Eleventh Circuit Court of Appeals - Published Opinions

Monday, June 01, 2015

Perkins: Defendant clogged the gears of justice

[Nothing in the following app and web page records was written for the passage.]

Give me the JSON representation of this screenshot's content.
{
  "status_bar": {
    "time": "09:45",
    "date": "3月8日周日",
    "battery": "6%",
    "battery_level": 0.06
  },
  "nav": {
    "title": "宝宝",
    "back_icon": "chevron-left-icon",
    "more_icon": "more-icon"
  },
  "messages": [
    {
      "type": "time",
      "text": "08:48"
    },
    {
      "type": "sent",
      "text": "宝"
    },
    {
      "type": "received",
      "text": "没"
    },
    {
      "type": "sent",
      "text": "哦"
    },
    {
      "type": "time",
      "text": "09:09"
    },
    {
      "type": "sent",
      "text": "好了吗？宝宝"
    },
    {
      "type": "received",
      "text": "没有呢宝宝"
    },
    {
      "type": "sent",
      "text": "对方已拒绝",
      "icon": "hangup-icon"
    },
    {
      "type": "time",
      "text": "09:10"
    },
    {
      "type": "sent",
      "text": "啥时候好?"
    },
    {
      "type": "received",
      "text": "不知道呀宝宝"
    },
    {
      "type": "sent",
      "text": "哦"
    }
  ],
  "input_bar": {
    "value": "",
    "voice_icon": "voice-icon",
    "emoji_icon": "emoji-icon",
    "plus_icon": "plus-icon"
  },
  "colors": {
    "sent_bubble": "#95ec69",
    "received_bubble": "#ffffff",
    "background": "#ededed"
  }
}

In U.S. v. Perkins, No. 13-13444 (June 1, 2015), the Court affirmed the convictions and sentence of a defendant charged with a credit card fraud scheme. The Court declined to review Perkins’ claim that the district court forced appointed counsel on him, and held a trial in his absence in violation of Fed. R. Crim. P. 43, because Perkins invited any error. The Court found that Perkins tried to “sabotage” the criminal proceedings by refusing to leave his holding cell for trial, and became violent when the district judge came to see him to persuade him to come to the courtroom. The Court also rejected the claim that Perkins was not competent to stand trial, citing recorded phone conversations from jail in which Perkins discussed how he could use Rule 43 to avoid a conviction. The Court rejected the argument that a photo array was unduly suggestive because Perkins was the only man in the lineup with gold teeth, finding this fact alone did not make the lineup unduly suggestive. Turning to sentencing, the Court rejected Perkins’ challenge to the two-level obstruction of justice enhancement: “Mr. Perkins willfully set out to clog the gears of the judicial process.” The Court rejected a substantive reasonableness challenge to the 360-month sentence, noting that the scheme involved hundreds of fraudulent credit cards and more than 100,000 account profiled that claimed hundreds of victims. “Mr. Perkins presents a danger to society.”